Kenyan marathon maestro Eliud Kipchoge advanced to second on the all-time lists after his 2:03:05 victory in the London Marathon in April and at the Rio 2016 Olympic Games he will aim to add to the bronze and silver medals he has won over 5000m on the track in previous Games.
In the latest instalment of our First Impressions series, Kipchoge divulges some engaging thoughts about some of the first things in his life.
I have only ever done athletics. I was only average at school and I have never done any other sport.
My first race was in October 2001 in Kapsabet, Kenya. It was a 10km road race. I was excited and I was happy to know I am good in running.
My first coach was Patrick Sang and he has remained my coach for my entire athletics career. Patrick Sang is more than a running coach, he is a life coach, business coach and sport coach; that’s what makes him such a special coach in my eyes. His best piece of advice is, "the best competitor is yourself.”
First media interview
I don’t remember who interviewed me, but I recall my first interview was in Eldoret, when I lost the jackpot for the cross country series in Kenya.
First competition outside of Kenya
My first competition outside Kenya was at the 2002 world cross country championships in Dublin, Ireland. I finished fifth in the junior race that day but the thing I remember the most was that it was very cold.
First international medal
My first international medal came in the junior race at the 2003 world cross country championships in Lausanne, when I won gold. It was a great feeling, I was very proud to be crowned champion. (Later that year, aged just 18, he secured the world 5000m title in Paris.)
First athletics disappointment
That came at the 2005 world cross country championships in France. With just 20 metres to go, I was in third but I faded to fifth (in a race won by Ethiopia’s Kenenisa Bekele). I had lost my shoe and I was really disappointed. It took some time to get over the blow.
I was not so lucky to grow up with toys as I grew up in a remote area of Kenya.
I remember we had a dog and his name was Simba (which means lion). I remember he was really brave and could fight the other dogs.

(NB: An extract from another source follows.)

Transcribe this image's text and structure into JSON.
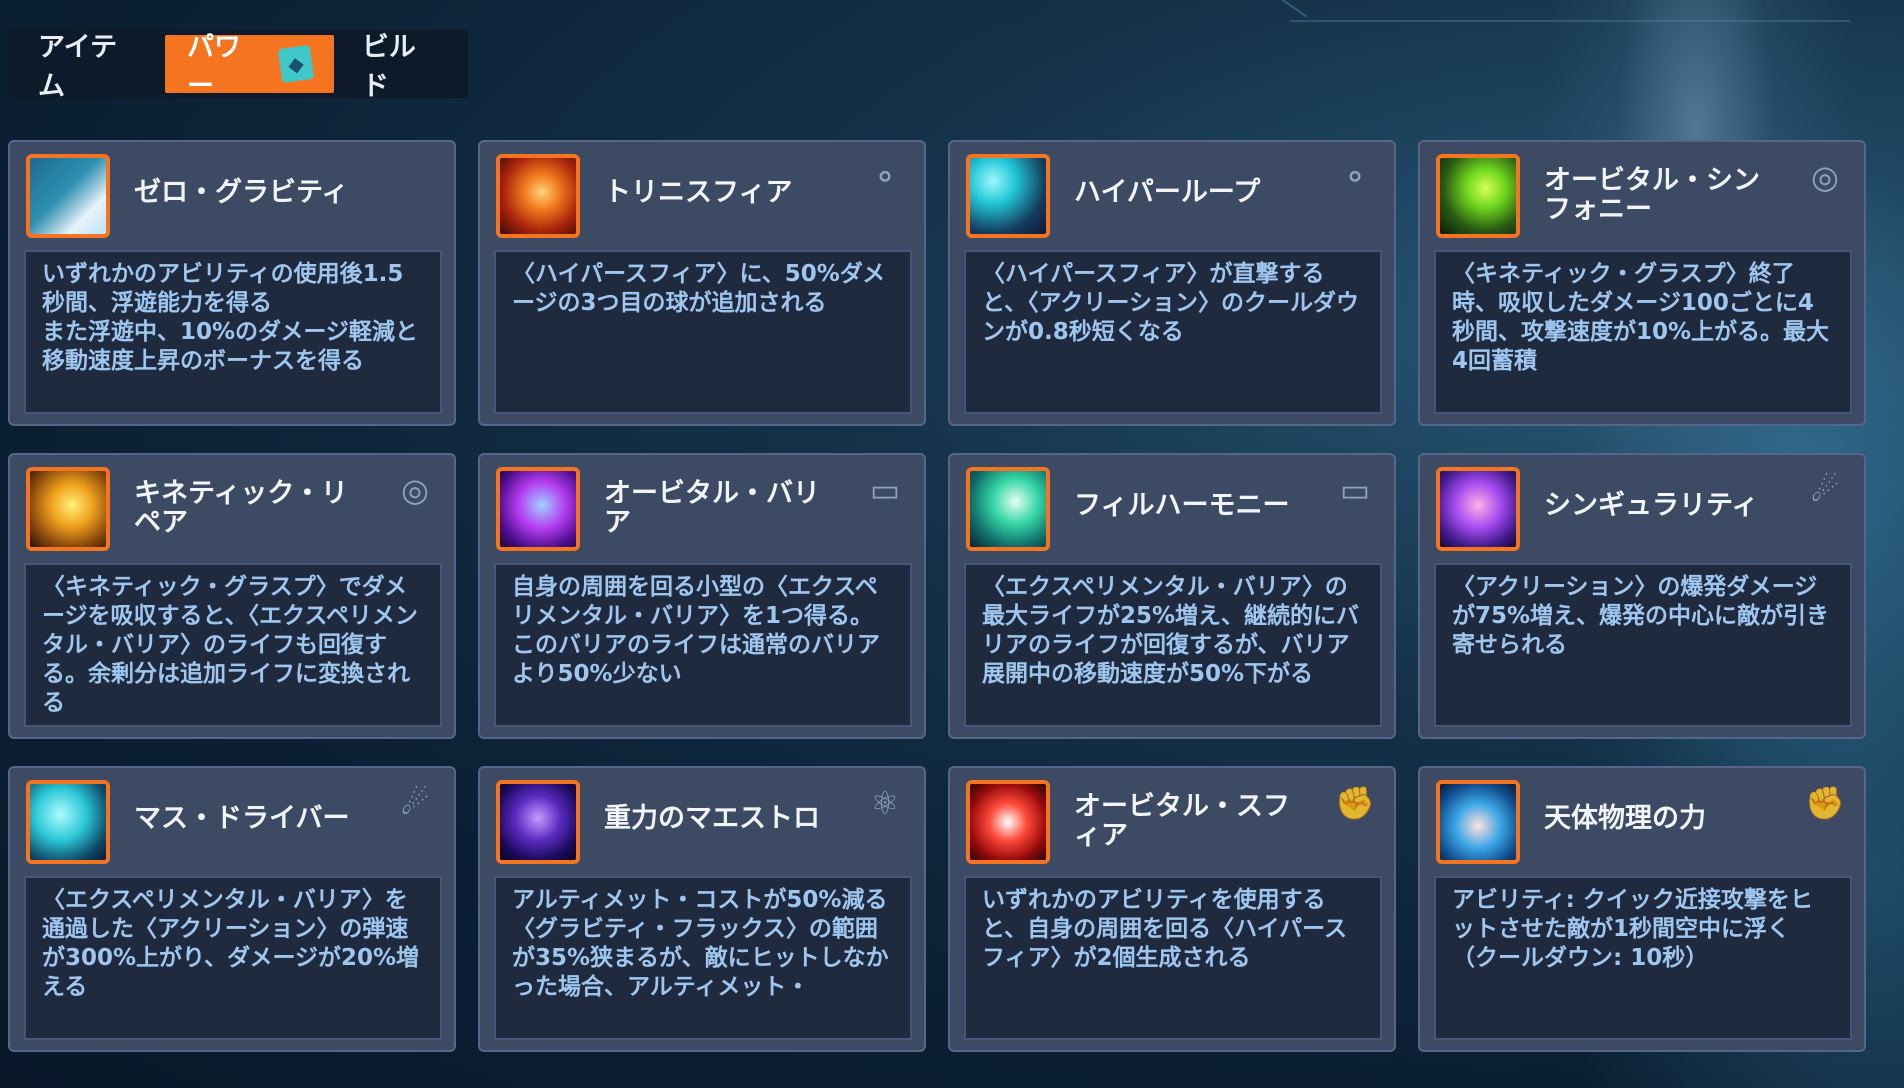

First thing learned how to cook
It was ugali (a staple Kenyan maize dish) and my mother taught me how to cook it when I was aged around 12 years old. I can now cook good ugali.

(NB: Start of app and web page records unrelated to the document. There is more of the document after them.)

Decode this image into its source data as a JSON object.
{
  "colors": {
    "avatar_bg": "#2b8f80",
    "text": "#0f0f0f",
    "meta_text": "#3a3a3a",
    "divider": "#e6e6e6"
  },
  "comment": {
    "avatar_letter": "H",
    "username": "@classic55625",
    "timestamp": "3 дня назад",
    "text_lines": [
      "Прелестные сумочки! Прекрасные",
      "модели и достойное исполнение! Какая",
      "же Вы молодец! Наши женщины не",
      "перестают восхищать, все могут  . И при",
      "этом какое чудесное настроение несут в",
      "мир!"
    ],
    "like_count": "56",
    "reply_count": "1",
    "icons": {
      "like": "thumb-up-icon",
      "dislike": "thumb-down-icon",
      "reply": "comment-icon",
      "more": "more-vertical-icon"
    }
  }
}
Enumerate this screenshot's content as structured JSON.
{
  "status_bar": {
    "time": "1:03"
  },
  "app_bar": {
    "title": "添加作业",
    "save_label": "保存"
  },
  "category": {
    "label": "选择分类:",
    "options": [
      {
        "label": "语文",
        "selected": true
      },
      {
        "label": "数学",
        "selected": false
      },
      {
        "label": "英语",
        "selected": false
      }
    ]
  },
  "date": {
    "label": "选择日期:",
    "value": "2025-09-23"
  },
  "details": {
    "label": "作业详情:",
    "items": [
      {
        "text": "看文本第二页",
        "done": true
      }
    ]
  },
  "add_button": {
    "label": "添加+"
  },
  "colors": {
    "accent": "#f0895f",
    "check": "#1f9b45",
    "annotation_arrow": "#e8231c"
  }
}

My first car was actually a truck, a Toyota, I bought it in Eldoret in 2004 and I drove this car for two years before selling it two years later. It was a really reliable car.
Steve Landells for the IAAF